--- WHAT YOU NEED TO DO ---
Your task is to find every line of the listing that includes "JSON" and copy it.

☆ ☆ ☆ ☆ ☆

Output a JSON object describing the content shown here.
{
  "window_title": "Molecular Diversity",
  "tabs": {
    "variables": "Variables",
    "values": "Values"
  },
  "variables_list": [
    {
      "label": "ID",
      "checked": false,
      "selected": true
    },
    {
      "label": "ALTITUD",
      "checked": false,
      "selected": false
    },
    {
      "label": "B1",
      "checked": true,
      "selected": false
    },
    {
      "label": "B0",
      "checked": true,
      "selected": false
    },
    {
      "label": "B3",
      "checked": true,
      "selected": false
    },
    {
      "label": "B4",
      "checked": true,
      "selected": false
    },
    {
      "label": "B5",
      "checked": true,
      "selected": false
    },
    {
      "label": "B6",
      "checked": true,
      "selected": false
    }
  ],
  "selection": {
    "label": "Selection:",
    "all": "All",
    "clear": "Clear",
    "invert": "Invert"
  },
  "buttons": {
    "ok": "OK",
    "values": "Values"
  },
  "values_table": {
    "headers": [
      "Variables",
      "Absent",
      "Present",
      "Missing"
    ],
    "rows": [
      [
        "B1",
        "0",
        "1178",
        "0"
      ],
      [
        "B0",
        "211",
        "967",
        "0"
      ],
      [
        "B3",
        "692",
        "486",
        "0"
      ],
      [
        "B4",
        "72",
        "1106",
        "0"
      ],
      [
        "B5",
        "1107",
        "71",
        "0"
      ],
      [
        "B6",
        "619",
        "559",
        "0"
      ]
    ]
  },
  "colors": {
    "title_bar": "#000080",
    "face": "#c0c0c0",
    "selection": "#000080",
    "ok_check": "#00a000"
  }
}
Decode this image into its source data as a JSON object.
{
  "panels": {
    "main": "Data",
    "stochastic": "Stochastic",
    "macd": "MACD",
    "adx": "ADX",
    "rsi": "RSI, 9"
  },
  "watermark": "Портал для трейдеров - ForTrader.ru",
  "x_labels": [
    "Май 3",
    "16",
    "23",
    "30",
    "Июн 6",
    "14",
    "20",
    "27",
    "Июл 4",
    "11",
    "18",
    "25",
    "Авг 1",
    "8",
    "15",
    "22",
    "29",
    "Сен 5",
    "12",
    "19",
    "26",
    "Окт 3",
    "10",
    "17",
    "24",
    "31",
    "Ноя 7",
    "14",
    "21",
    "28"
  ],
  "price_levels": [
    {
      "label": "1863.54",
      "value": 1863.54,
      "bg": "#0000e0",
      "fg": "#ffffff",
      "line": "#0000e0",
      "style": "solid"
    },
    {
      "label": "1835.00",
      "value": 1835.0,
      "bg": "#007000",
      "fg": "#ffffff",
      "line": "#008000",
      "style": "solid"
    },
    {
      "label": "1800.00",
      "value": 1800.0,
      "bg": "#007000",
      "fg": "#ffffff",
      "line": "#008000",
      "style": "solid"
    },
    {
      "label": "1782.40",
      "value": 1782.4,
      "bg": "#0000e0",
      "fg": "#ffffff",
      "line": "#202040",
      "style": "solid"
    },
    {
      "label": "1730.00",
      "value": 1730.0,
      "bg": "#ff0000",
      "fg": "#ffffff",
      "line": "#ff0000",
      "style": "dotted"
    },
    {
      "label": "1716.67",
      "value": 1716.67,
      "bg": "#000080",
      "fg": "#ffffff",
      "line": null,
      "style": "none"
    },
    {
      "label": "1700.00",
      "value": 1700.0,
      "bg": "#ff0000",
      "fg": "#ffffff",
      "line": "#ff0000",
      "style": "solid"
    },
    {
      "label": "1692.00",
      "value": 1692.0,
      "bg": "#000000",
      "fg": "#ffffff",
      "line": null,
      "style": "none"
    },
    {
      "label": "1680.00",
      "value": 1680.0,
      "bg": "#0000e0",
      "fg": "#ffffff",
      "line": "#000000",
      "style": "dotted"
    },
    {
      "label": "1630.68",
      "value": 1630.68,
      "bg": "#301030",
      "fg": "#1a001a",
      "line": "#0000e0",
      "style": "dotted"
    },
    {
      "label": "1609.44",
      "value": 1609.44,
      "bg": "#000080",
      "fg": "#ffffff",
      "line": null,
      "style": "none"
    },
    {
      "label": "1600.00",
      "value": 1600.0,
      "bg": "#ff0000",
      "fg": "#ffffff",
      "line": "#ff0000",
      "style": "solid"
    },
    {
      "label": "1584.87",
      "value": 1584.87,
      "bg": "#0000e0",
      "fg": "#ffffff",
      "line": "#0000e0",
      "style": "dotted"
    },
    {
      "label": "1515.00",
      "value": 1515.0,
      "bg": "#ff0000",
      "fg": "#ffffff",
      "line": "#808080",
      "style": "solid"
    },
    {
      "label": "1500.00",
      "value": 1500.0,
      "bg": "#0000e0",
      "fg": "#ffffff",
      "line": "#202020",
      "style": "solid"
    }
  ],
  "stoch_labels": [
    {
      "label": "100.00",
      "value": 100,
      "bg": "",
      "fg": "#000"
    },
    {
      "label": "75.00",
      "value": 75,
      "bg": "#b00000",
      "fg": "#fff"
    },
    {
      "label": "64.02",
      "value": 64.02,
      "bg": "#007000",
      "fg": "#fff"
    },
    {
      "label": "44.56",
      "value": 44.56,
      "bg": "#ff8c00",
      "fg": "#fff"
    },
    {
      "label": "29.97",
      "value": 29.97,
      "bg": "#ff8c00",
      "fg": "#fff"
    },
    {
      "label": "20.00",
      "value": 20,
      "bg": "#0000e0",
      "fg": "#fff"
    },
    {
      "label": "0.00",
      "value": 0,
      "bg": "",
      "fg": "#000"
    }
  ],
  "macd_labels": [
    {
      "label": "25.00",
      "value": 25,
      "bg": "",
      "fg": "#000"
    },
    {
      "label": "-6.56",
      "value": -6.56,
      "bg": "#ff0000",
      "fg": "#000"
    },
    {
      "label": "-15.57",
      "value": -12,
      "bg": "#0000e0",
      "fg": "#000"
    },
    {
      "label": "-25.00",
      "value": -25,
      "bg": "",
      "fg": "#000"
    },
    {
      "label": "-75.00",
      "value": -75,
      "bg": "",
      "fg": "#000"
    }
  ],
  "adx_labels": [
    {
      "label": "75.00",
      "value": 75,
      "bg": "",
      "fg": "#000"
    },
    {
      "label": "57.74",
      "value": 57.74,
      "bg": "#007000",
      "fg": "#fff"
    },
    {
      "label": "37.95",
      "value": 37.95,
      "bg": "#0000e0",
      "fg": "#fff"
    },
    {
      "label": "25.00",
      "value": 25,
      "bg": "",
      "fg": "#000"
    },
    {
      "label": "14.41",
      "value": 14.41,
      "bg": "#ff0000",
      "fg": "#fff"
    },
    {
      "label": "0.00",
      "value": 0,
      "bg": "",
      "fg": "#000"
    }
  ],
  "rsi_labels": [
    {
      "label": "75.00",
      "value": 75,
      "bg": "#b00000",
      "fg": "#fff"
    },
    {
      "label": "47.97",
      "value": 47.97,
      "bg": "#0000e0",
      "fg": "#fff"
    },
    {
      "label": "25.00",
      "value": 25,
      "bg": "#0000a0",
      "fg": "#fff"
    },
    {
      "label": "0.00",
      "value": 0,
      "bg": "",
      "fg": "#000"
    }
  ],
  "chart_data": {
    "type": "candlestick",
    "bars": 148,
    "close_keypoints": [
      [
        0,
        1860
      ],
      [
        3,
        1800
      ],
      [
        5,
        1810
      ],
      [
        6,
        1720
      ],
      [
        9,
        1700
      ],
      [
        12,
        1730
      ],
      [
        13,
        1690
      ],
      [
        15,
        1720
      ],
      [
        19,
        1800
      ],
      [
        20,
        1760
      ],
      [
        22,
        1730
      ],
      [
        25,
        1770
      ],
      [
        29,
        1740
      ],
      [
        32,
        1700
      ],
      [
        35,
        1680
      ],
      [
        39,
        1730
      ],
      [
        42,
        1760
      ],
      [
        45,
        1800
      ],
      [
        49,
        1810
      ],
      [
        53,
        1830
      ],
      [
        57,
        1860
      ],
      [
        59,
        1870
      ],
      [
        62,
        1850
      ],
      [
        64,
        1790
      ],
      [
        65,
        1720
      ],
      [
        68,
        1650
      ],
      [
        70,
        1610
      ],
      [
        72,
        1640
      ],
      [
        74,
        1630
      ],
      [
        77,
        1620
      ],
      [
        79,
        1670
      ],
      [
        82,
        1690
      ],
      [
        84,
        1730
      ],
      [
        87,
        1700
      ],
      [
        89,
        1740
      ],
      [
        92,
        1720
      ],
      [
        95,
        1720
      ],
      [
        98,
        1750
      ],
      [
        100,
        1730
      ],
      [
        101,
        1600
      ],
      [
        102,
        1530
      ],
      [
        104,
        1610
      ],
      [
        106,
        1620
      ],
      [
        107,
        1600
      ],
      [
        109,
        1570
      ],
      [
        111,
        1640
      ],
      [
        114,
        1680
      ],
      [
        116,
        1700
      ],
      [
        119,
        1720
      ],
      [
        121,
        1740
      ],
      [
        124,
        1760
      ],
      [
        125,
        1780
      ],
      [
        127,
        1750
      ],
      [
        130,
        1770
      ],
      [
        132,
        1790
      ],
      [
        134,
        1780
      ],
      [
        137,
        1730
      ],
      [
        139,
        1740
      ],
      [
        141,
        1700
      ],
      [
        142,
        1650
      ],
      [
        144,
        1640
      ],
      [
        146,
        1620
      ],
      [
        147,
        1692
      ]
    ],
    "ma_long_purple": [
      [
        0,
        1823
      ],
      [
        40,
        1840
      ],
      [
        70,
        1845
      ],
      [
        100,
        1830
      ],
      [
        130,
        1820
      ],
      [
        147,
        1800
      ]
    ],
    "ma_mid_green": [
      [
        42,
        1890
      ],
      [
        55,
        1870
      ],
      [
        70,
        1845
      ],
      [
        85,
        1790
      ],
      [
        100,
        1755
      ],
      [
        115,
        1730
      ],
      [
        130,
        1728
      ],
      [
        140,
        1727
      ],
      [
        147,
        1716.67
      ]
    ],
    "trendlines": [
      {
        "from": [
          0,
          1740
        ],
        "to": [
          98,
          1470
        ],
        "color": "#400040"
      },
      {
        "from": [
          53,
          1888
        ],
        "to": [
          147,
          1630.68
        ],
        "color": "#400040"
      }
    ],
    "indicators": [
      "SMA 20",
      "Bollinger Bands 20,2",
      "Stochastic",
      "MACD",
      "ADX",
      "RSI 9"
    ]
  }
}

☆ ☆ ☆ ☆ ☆

--- THE ANSWER ---
Output a JSON object describing the content shown here.
Decode this image into its source data as a JSON object.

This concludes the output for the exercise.